Shoulder pain is a common complaint and can arise from any of these structures or less commonly, be referred from the neck, heart or abdomen.
Pain can be due to trauma (physical injury), mechanical problems (such as subacromial impingement or instability), inflammation (such as arthritis, bursitis or capsulitis), degeneration (such as rotator cuff tears) or nerve irritation (involving nerves around the shoulder or in the neck).
Assessment of shoulder pain depends largely on a careful history of the onset, duration and location of the pain, and its relation to sleep, rest or activity. It may also be associated with other symptoms. Detailed physical examination and selective imaging such as x-rays, ultrasound, CT or MRI scans may be required to establish a precise diagnosis, although in some complex conditions arthroscopy (keyhole surgery) may be necessary to define the underlying cause.
In most cases there are features that can suggest the likely problem. The following covers some of the more common sources of shoulder pain:
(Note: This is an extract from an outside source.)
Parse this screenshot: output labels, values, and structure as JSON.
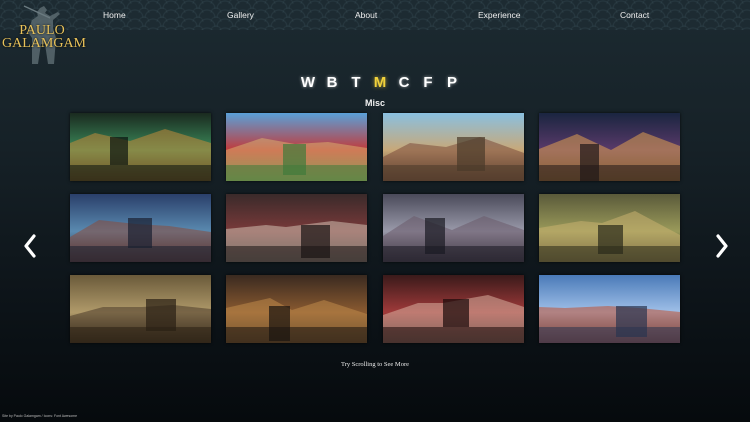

Usually the cause can be readily identified and treated, and in some cases this may require surgery. Occasionally no structural or pathological problem can be identified and therefore pain management is important to relieve symptoms and maintain function.